-- Supplied material --
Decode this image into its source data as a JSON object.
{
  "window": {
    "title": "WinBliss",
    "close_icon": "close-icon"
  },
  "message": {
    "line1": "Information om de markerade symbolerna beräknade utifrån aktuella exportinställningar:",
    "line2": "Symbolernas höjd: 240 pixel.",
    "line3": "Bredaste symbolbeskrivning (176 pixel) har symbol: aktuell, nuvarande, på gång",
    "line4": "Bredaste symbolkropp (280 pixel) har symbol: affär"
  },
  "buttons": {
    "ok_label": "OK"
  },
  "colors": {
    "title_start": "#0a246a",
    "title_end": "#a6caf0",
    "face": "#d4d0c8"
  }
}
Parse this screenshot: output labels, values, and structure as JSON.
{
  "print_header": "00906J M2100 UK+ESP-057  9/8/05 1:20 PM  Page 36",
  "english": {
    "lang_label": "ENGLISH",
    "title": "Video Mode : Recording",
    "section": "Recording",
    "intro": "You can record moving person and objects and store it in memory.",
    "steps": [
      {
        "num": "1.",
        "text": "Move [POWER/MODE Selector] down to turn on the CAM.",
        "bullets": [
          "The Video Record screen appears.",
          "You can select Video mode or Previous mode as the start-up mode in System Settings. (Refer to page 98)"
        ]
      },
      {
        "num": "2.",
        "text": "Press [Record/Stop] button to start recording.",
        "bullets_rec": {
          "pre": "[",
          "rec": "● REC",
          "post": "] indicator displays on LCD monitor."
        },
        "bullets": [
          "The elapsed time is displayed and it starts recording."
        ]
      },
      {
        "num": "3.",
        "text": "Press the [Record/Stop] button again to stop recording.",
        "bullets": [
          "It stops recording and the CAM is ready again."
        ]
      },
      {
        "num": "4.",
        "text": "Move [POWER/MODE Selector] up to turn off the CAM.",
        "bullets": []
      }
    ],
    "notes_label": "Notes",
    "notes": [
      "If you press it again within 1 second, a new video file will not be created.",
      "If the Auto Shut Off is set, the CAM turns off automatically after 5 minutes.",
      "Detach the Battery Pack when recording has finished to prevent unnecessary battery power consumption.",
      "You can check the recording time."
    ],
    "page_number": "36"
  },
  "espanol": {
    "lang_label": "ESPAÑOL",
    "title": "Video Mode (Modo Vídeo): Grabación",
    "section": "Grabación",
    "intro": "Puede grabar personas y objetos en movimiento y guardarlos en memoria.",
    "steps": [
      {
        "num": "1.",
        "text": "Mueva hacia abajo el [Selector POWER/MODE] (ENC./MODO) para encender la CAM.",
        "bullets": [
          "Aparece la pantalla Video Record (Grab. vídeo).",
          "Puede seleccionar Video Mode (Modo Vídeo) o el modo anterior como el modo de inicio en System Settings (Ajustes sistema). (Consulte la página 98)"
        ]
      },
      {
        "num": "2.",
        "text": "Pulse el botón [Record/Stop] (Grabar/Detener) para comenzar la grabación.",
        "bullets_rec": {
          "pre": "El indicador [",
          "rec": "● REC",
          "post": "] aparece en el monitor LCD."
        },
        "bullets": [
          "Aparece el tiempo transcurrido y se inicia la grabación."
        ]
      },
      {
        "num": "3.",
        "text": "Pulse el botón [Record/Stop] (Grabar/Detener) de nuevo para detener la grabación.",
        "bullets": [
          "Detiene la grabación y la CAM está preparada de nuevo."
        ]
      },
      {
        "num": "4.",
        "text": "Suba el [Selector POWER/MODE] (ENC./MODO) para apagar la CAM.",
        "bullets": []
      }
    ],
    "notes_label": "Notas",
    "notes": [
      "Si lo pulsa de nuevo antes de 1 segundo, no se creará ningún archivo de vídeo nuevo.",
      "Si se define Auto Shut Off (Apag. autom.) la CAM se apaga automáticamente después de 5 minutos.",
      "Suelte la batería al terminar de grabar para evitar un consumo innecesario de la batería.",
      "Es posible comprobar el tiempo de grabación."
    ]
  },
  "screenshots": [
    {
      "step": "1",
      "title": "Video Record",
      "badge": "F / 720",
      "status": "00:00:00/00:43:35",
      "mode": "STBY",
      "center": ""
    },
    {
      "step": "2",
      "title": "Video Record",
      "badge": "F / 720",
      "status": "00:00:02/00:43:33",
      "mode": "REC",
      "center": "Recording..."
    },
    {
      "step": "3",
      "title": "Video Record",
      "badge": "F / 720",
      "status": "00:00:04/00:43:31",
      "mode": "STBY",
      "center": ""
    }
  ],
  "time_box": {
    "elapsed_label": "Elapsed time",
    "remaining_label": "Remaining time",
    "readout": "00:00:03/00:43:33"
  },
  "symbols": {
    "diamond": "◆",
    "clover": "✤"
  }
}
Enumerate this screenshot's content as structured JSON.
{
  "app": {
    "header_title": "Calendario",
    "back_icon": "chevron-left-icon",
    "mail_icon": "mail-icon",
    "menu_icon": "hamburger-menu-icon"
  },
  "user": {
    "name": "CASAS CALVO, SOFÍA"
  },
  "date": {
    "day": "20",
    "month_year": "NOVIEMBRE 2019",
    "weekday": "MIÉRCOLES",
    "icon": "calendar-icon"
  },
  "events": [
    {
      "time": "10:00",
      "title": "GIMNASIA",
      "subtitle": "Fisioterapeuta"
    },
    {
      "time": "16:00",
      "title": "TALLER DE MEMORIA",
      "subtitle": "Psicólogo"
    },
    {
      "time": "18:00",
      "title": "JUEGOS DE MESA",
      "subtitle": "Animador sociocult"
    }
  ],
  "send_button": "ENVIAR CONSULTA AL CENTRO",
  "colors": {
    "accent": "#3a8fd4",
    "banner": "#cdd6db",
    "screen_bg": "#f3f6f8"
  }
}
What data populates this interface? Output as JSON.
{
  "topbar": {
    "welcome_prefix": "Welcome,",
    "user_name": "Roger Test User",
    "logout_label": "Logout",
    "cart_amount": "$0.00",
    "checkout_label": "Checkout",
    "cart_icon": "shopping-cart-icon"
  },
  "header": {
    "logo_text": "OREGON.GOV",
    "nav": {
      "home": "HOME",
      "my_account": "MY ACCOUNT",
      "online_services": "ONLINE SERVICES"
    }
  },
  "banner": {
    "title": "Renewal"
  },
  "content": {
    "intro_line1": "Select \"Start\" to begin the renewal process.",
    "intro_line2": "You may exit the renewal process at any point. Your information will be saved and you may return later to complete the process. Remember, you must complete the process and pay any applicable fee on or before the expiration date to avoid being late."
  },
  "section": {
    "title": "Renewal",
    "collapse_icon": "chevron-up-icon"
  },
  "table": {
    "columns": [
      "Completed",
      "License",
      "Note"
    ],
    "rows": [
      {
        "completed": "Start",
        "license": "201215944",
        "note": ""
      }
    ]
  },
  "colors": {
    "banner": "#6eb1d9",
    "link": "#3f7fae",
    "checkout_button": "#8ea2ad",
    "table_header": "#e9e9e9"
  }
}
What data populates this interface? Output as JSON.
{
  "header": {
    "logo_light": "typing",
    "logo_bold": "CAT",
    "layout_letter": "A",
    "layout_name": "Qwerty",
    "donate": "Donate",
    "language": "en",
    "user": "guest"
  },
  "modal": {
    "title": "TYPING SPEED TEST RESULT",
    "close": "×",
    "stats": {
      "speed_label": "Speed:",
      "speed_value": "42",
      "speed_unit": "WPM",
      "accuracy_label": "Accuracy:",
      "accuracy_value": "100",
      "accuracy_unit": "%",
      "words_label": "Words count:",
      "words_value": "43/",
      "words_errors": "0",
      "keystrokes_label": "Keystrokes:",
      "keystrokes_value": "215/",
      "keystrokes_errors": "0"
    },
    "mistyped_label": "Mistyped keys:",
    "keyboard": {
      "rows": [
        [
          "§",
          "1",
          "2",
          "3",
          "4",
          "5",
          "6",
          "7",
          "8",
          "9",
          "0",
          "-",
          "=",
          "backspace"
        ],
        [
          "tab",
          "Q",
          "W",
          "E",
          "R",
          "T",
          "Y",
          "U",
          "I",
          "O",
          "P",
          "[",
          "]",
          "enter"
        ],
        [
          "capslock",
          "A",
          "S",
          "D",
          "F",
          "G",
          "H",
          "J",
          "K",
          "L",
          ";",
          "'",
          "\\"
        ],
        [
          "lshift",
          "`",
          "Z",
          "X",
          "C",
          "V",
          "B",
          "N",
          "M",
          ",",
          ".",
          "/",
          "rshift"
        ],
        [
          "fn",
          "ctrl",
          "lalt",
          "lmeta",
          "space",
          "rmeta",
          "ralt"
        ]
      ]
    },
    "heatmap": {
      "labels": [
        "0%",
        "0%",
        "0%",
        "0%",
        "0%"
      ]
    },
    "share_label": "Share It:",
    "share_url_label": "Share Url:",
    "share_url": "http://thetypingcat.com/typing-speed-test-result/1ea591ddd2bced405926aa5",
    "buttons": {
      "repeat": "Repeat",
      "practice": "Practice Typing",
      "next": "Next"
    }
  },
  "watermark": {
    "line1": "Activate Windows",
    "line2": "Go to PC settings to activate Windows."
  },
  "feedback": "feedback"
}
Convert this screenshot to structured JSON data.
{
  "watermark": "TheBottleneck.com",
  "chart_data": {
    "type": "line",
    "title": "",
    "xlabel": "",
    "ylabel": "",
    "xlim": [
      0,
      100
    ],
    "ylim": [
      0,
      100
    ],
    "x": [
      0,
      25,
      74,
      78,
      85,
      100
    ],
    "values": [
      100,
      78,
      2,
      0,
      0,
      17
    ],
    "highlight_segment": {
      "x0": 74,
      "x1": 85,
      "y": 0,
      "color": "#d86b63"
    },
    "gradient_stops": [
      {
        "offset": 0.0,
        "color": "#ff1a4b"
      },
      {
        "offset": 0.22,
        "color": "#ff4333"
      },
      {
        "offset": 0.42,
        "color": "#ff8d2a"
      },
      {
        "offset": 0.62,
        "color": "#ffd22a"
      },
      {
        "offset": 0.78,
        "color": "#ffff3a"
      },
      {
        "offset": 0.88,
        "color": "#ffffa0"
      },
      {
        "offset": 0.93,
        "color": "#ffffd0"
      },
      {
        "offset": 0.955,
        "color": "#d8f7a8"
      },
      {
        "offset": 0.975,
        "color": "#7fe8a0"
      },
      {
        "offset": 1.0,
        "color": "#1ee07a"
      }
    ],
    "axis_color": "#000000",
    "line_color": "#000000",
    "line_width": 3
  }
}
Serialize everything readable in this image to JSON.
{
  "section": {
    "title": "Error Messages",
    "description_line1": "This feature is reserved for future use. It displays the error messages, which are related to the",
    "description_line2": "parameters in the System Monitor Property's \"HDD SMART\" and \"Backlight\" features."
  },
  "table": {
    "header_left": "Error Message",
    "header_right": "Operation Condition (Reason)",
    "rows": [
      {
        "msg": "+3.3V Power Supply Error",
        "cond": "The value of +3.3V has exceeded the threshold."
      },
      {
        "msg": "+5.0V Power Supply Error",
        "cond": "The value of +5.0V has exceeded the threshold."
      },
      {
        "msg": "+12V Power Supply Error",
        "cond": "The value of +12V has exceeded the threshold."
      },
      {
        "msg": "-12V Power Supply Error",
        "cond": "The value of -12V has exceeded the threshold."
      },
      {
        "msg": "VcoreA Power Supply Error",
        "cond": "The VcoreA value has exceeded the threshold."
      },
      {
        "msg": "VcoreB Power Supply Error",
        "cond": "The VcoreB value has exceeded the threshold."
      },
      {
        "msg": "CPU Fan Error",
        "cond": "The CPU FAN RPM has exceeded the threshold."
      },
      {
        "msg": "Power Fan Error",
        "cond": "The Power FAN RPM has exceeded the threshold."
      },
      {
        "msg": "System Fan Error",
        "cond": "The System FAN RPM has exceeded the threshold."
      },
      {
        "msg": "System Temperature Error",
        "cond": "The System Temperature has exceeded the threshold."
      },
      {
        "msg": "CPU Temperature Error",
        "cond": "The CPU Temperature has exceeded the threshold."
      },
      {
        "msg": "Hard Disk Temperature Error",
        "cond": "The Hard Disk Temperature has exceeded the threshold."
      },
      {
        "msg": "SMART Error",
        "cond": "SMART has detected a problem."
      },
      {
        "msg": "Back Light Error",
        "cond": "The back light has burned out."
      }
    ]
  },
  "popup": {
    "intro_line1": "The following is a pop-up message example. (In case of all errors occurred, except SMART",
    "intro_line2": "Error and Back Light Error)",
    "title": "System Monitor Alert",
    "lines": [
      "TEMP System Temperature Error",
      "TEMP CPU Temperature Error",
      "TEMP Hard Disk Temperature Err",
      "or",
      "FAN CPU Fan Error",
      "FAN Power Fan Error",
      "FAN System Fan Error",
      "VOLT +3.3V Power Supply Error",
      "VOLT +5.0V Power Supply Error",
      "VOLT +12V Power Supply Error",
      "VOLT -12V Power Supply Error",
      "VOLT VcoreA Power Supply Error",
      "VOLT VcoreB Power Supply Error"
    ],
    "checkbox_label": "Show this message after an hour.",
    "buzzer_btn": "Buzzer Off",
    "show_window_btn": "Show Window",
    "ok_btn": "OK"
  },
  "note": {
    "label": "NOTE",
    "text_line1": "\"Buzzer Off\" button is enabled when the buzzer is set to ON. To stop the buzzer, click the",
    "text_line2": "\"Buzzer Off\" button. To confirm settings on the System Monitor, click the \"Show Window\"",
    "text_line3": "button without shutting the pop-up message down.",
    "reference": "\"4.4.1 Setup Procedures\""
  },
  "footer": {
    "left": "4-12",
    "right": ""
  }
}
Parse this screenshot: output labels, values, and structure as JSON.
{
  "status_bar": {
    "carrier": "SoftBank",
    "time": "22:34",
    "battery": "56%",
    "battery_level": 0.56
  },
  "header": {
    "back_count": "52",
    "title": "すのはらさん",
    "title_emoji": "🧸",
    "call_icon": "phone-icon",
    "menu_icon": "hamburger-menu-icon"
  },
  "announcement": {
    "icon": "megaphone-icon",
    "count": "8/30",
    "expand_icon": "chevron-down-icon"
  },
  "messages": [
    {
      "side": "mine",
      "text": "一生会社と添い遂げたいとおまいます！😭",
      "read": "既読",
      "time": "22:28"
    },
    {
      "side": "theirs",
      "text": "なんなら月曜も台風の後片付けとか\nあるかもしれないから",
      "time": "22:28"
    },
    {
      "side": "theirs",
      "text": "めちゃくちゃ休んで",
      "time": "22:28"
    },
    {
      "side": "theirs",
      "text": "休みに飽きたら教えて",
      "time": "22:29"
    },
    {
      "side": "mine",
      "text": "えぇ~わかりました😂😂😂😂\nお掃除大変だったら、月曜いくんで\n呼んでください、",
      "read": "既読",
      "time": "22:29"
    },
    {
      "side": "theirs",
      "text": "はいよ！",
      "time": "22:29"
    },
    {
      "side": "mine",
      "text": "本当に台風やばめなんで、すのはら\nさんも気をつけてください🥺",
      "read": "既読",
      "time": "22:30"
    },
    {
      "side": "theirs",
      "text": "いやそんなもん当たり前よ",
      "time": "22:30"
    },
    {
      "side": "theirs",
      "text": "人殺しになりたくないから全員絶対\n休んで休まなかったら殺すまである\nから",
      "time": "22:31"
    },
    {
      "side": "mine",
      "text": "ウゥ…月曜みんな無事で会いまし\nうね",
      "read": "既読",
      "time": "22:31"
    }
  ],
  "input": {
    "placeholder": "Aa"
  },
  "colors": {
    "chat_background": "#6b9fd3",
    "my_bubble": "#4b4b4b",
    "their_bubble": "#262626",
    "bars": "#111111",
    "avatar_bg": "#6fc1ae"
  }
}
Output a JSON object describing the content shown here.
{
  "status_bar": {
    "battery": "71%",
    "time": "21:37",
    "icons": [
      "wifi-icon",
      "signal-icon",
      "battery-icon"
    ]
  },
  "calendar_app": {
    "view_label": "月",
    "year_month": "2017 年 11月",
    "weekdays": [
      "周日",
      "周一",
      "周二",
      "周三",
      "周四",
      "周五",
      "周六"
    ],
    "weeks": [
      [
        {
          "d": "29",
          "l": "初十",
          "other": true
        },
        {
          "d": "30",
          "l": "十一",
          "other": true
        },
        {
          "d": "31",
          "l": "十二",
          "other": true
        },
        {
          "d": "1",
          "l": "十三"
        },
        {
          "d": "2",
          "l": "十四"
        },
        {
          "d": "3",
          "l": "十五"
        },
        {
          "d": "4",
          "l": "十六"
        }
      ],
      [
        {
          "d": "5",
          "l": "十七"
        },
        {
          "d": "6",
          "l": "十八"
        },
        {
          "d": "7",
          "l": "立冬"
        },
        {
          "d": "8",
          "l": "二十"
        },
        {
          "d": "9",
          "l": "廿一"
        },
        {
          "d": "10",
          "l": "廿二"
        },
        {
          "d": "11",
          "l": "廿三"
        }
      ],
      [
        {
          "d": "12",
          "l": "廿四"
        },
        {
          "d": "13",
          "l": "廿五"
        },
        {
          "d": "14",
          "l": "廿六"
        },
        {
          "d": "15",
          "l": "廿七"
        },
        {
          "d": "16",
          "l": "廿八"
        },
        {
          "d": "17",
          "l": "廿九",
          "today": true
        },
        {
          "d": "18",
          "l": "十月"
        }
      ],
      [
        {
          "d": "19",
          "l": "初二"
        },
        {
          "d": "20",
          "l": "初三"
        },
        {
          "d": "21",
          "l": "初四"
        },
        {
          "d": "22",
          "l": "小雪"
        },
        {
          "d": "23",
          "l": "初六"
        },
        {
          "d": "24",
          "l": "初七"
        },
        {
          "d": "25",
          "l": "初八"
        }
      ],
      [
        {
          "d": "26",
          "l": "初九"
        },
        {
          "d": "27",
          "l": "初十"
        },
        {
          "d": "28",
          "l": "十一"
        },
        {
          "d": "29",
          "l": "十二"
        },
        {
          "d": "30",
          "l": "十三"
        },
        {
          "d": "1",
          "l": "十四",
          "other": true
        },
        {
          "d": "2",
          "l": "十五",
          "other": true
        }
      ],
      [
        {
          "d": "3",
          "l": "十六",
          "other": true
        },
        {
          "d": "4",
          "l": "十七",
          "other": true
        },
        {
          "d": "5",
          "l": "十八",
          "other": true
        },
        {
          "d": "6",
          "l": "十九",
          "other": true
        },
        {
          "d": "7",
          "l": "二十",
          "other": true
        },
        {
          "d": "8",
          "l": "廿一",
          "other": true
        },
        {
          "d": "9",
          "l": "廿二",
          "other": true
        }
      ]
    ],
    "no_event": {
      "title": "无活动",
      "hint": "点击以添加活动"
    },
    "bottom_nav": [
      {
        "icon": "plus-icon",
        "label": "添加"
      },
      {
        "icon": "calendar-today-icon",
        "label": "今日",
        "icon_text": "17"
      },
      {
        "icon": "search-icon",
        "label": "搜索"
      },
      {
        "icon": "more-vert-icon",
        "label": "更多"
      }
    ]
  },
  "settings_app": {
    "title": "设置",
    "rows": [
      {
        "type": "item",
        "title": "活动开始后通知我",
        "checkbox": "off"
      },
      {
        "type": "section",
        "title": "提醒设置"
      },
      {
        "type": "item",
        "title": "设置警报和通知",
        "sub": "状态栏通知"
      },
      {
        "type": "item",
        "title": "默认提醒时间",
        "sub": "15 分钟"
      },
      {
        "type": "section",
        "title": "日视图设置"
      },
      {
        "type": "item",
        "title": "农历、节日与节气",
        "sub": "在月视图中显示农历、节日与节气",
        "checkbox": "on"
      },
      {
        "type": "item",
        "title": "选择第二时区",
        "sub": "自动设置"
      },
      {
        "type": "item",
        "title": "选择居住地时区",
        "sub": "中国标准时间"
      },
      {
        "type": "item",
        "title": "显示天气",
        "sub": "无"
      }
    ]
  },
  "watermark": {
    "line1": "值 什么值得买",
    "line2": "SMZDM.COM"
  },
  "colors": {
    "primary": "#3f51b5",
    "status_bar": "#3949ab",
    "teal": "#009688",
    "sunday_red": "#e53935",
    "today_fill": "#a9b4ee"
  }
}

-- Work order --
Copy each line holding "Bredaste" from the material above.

-- Written reply --
    "line3": "Bredaste symbolbeskrivning (176 pixel) har symbol: aktuell, nuvarande, på gång",
    "line4": "Bredaste symbolkropp (280 pixel) har symbol: affär"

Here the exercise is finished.